Repeat each line of the material below exactly.

-- DATASET RECORDS follows --

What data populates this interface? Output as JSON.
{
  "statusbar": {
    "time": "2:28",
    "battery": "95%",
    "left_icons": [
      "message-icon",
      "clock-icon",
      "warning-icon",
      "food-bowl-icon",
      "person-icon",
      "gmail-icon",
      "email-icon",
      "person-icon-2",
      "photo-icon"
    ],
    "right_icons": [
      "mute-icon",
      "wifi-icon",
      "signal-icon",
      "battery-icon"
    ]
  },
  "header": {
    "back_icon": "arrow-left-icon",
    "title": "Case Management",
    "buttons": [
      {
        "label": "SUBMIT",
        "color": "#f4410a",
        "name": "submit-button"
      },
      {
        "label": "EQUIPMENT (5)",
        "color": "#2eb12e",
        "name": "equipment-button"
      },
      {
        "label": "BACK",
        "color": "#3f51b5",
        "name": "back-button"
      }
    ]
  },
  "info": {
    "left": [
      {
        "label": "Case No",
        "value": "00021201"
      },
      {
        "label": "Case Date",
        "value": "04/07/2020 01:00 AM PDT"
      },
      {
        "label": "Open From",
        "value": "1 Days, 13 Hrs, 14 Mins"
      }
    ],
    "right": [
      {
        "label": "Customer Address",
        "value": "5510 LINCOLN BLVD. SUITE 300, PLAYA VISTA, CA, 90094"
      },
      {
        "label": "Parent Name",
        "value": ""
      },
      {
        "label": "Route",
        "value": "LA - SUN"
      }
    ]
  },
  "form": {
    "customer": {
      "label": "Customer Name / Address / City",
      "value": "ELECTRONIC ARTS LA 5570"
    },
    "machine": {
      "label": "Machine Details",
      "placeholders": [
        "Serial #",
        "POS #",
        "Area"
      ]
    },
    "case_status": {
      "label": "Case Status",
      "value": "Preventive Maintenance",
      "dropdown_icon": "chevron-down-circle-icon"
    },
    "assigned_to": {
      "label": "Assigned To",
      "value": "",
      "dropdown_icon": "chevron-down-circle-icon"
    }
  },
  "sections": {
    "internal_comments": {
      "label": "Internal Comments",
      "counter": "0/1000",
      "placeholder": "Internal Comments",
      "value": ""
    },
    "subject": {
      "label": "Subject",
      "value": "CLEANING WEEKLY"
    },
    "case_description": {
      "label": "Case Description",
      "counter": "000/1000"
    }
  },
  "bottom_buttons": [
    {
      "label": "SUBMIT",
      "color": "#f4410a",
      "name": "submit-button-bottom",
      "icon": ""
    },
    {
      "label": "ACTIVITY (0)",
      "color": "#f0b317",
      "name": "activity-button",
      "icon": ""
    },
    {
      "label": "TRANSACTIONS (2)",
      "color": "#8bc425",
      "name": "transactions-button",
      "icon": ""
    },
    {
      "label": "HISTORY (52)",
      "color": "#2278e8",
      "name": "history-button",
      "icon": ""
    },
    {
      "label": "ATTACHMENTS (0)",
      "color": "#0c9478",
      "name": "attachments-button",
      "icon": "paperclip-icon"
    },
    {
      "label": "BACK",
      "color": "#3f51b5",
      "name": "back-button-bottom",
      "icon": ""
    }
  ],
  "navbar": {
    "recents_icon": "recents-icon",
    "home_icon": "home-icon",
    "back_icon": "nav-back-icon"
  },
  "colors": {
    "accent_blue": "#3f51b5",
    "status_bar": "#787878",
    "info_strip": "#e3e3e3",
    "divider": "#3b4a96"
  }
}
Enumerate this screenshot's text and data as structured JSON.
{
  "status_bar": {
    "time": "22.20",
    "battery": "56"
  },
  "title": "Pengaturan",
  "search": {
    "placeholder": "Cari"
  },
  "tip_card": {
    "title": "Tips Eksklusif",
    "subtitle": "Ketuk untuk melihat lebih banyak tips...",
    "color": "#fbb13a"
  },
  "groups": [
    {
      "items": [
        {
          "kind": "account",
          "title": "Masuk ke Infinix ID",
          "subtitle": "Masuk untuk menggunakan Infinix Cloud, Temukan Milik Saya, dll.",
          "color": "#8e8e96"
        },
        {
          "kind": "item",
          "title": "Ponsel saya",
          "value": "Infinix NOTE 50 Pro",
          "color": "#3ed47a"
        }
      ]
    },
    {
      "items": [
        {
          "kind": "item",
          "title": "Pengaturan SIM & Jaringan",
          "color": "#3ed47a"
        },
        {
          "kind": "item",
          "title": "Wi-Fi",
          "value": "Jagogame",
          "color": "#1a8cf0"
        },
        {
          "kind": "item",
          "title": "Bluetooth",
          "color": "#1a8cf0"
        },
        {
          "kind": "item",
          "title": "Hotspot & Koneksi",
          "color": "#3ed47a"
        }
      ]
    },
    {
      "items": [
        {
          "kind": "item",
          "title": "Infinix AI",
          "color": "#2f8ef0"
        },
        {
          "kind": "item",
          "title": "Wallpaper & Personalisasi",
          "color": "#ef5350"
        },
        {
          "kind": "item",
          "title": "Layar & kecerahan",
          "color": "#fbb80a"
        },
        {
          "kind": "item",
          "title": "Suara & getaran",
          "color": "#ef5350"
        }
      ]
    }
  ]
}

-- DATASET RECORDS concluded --

- SOLVED PROBLEM:
What data populates this interface? Output as JSON.
{
  "statusbar": {
    "time": "2:28",
    "battery": "95%",
    "left_icons": [
      "message-icon",
      "clock-icon",
      "warning-icon",
      "food-bowl-icon",
      "person-icon",
      "gmail-icon",
      "email-icon",
      "person-icon-2",
      "photo-icon"
    ],
    "right_icons": [
      "mute-icon",
      "wifi-icon",
      "signal-icon",
      "battery-icon"
    ]
  },
  "header": {
    "back_icon": "arrow-left-icon",
    "title": "Case Management",
    "buttons": [
      {
        "label": "SUBMIT",
        "color": "#f4410a",
        "name": "submit-button"
      },
      {
        "label": "EQUIPMENT (5)",
        "color": "#2eb12e",
        "name": "equipment-button"
      },
      {
        "label": "BACK",
        "color": "#3f51b5",
        "name": "back-button"
      }
    ]
  },
  "info": {
    "left": [
      {
        "label": "Case No",
        "value": "00021201"
      },
      {
        "label": "Case Date",
        "value": "04/07/2020 01:00 AM PDT"
      },
      {
        "label": "Open From",
        "value": "1 Days, 13 Hrs, 14 Mins"
      }
    ],
    "right": [
      {
        "label": "Customer Address",
        "value": "5510 LINCOLN BLVD. SUITE 300, PLAYA VISTA, CA, 90094"
      },
      {
        "label": "Parent Name",
        "value": ""
      },
      {
        "label": "Route",
        "value": "LA - SUN"
      }
    ]
  },
  "form": {
    "customer": {
      "label": "Customer Name / Address / City",
      "value": "ELECTRONIC ARTS LA 5570"
    },
    "machine": {
      "label": "Machine Details",
      "placeholders": [
        "Serial #",
        "POS #",
        "Area"
      ]
    },
    "case_status": {
      "label": "Case Status",
      "value": "Preventive Maintenance",
      "dropdown_icon": "chevron-down-circle-icon"
    },
    "assigned_to": {
      "label": "Assigned To",
      "value": "",
      "dropdown_icon": "chevron-down-circle-icon"
    }
  },
  "sections": {
    "internal_comments": {
      "label": "Internal Comments",
      "counter": "0/1000",
      "placeholder": "Internal Comments",
      "value": ""
    },
    "subject": {
      "label": "Subject",
      "value": "CLEANING WEEKLY"
    },
    "case_description": {
      "label": "Case Description",
      "counter": "000/1000"
    }
  },
  "bottom_buttons": [
    {
      "label": "SUBMIT",
      "color": "#f4410a",
      "name": "submit-button-bottom",
      "icon": ""
    },
    {
      "label": "ACTIVITY (0)",
      "color": "#f0b317",
      "name": "activity-button",
      "icon": ""
    },
    {
      "label": "TRANSACTIONS (2)",
      "color": "#8bc425",
      "name": "transactions-button",
      "icon": ""
    },
    {
      "label": "HISTORY (52)",
      "color": "#2278e8",
      "name": "history-button",
      "icon": ""
    },
    {
      "label": "ATTACHMENTS (0)",
      "color": "#0c9478",
      "name": "attachments-button",
      "icon": "paperclip-icon"
    },
    {
      "label": "BACK",
      "color": "#3f51b5",
      "name": "back-button-bottom",
      "icon": ""
    }
  ],
  "navbar": {
    "recents_icon": "recents-icon",
    "home_icon": "home-icon",
    "back_icon": "nav-back-icon"
  },
  "colors": {
    "accent_blue": "#3f51b5",
    "status_bar": "#787878",
    "info_strip": "#e3e3e3",
    "divider": "#3b4a96"
  }
}
Enumerate this screenshot's text and data as structured JSON.
{
  "status_bar": {
    "time": "22.20",
    "battery": "56"
  },
  "title": "Pengaturan",
  "search": {
    "placeholder": "Cari"
  },
  "tip_card": {
    "title": "Tips Eksklusif",
    "subtitle": "Ketuk untuk melihat lebih banyak tips...",
    "color": "#fbb13a"
  },
  "groups": [
    {
      "items": [
        {
          "kind": "account",
          "title": "Masuk ke Infinix ID",
          "subtitle": "Masuk untuk menggunakan Infinix Cloud, Temukan Milik Saya, dll.",
          "color": "#8e8e96"
        },
        {
          "kind": "item",
          "title": "Ponsel saya",
          "value": "Infinix NOTE 50 Pro",
          "color": "#3ed47a"
        }
      ]
    },
    {
      "items": [
        {
          "kind": "item",
          "title": "Pengaturan SIM & Jaringan",
          "color": "#3ed47a"
        },
        {
          "kind": "item",
          "title": "Wi-Fi",
          "value": "Jagogame",
          "color": "#1a8cf0"
        },
        {
          "kind": "item",
          "title": "Bluetooth",
          "color": "#1a8cf0"
        },
        {
          "kind": "item",
          "title": "Hotspot & Koneksi",
          "color": "#3ed47a"
        }
      ]
    },
    {
      "items": [
        {
          "kind": "item",
          "title": "Infinix AI",
          "color": "#2f8ef0"
        },
        {
          "kind": "item",
          "title": "Wallpaper & Personalisasi",
          "color": "#ef5350"
        },
        {
          "kind": "item",
          "title": "Layar & kecerahan",
          "color": "#fbb80a"
        },
        {
          "kind": "item",
          "title": "Suara & getaran",
          "color": "#ef5350"
        }
      ]
    }
  ]
}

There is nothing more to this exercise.